There is a minor single track road that turns off the B8025 to Tayvallich at the head of Loch Sween, and then follows the south-east shore of the loch to Castle Sween, and to Kilmory Knap Chapel. We suspect that very very few of those travelling this road take the turning for the short detour to the hamlet of Kilmichael of Inverlussa, and not just from the evidence of the strip of greenery growing along the centre of the road that leads there.
Kilmichael of Inverlussa comprises a scatter of houses, many now used as holiday lets, together with North Knapdale Parish Church. This is sometimes referred to as Kilmichael Of Inverlussa Parish Church, but we've simply gone for "Inverlussa Church" on the basis of the signboard describing it as such next to the gate into the churchyard.

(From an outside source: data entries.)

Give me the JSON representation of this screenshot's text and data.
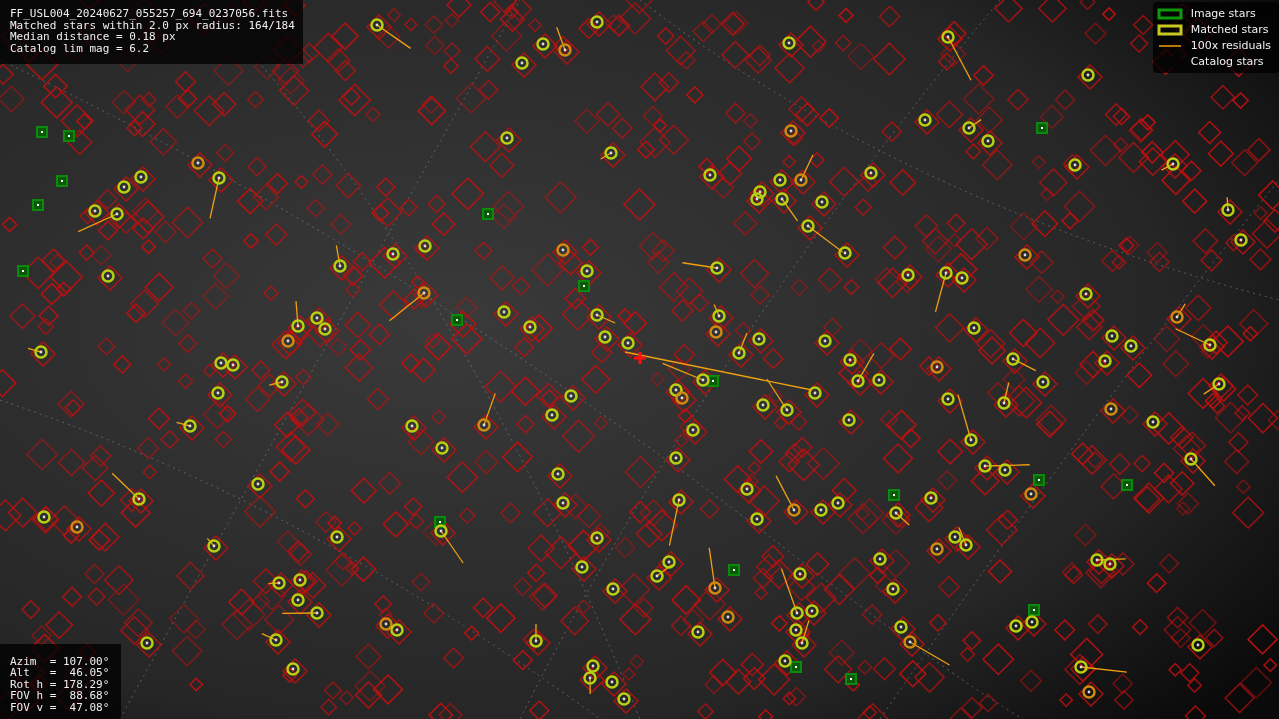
{
  "info_panel": {
    "lines": [
      "FF_USL004_20240627_055257_694_0237056.fits",
      "Matched stars within 2.0 px radius: 164/184",
      "Median distance = 0.18 px",
      "Catalog lim mag = 6.2"
    ]
  },
  "legend": [
    {
      "kind": "image",
      "label": "Image stars"
    },
    {
      "kind": "matched",
      "label": "Matched stars"
    },
    {
      "kind": "residual",
      "label": "100x residuals"
    },
    {
      "kind": "catalog",
      "label": "Catalog stars"
    }
  ],
  "pointing_panel": {
    "lines": [
      "Azim  = 107.00°",
      "Alt   =  46.05°",
      "Rot h = 178.29°",
      "FOV h =  88.68°",
      "FOV v =  47.08°"
    ]
  }
}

The church lies towards the top end of the hamlet, and it is possible to park on the broad verge beside the road before making your way into the churchyard. Externally, Inverlussa Church is not the most obviously attractive of churches. It is surprisingly large for the location, and imposingly square. The overall impression is not helped by what seems to be a fairly urgent need of a fresh coat of whitewash.
The interior of the church inevitably reflects the "square box" theme of the exterior, but the warm woodwork used for the pews and ceiling, and to line the lower parts of the walls, gives a much more welcoming feel. It still has the sense, however, of a church built for a different age, when the population of North Knapdale would have been very much larger than it is today. The upper level windows (those on the south wall are now blocked) around three walls of the church suggest that when it was originally built, the interior space was more fully used, with galleries around three sides, all focusing attention on a high level pulpit set between the two long windows on the north wall.

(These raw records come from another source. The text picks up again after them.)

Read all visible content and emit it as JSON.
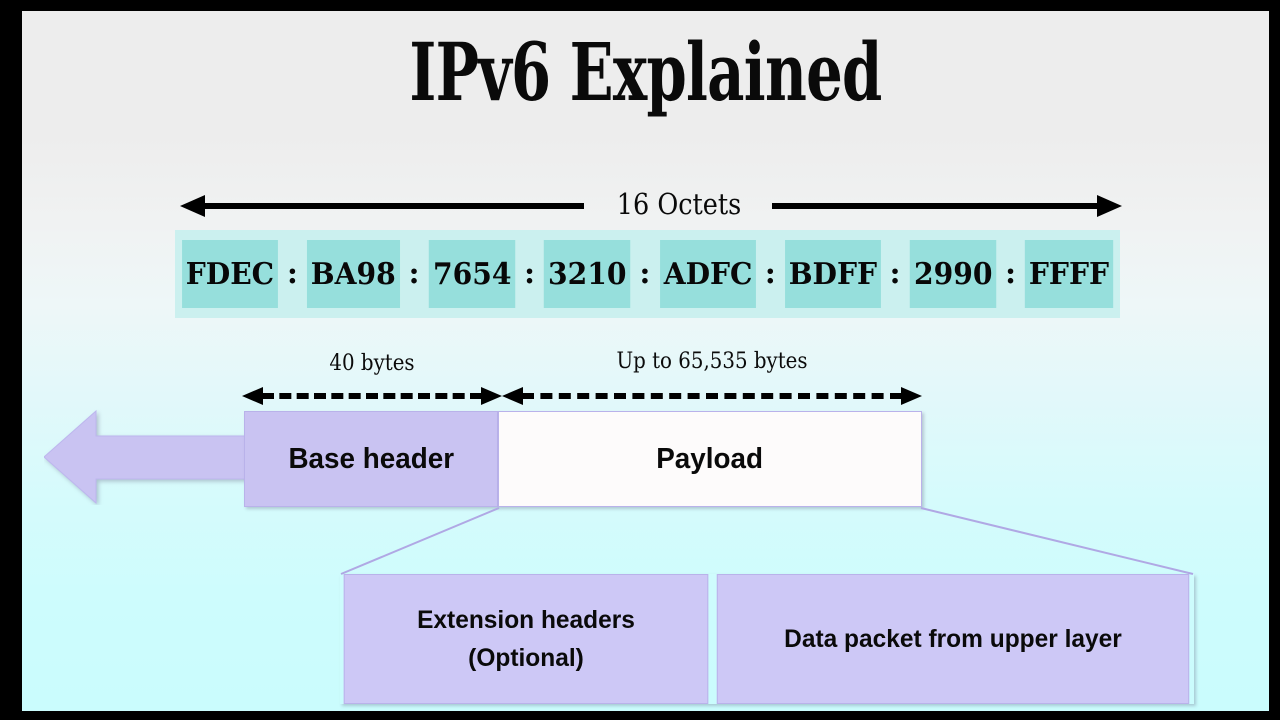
{
  "slide": {
    "title": "IPv6 Explained",
    "background_top": "#ededed",
    "background_bottom": "#cafcfd",
    "frame_color": "#000000"
  },
  "address_diagram": {
    "measure_label": "16 Octets",
    "strip_color": "#cbf0ef",
    "cell_color": "#96dfdc",
    "separator": ":",
    "groups": [
      "FDEC",
      "BA98",
      "7654",
      "3210",
      "ADFC",
      "BDFF",
      "2990",
      "FFFF"
    ]
  },
  "packet_diagram": {
    "header_size_label": "40 bytes",
    "payload_size_label": "Up to 65,535 bytes",
    "base_header_label": "Base header",
    "payload_label": "Payload",
    "base_header_color": "#c9c3f2",
    "payload_color": "#fdfbfb",
    "flow_arrow_color": "#c9c3f2"
  },
  "payload_detail": {
    "extension_headers_label": "Extension headers\n(Optional)",
    "data_packet_label": "Data packet from upper layer",
    "box_color": "#cdc8f6"
  }
}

This turns out to be the case. The church was built in 1820, to a design produced by Edinburgh architect Alexander McDougall. The interior seems to have been realigned and the galleries removed at the end of the 1800s, and much of the woodwork you see today was installed in the late 1980s.
Although the church you see today is less than two centuries old, the history of Christianity in the area dates back considerably further. One obvious indication of this is the presence, against an interior wall at the back of the church, of a Christian cross slab dating back to the 700s and originally found within the churchyard. Meanwhile, still in the churchyard, there is at least one recumbent stone that looks as if it long predates the church, though encroaching moss makes the detail difficult to make out.

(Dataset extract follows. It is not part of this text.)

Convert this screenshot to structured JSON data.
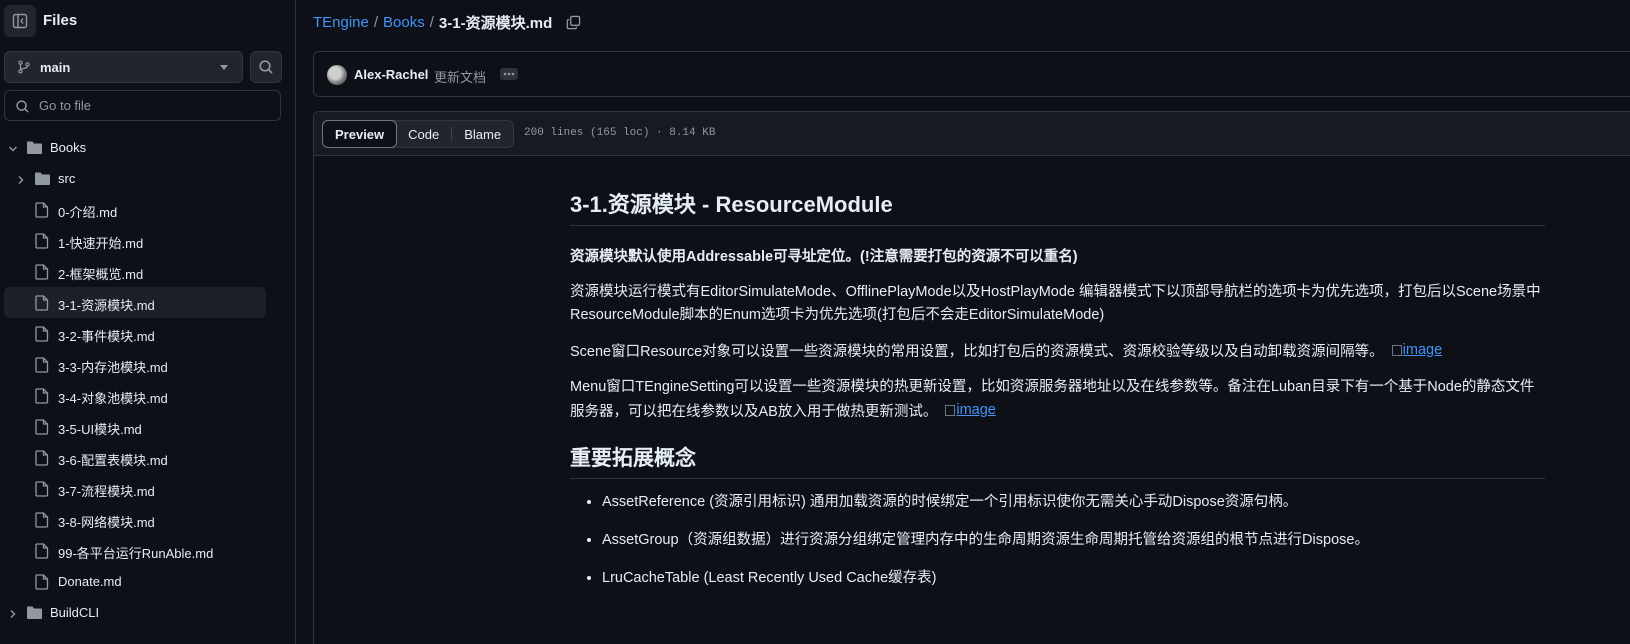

If this suggests that there was an earlier church on the site of the one built in 1820, then there is evidence nearby of an even older heritage. A quarter of a mile north of the church are the slight remains of an ancient chapel with, nearby, a spring that is referred to as "The Priest's Well".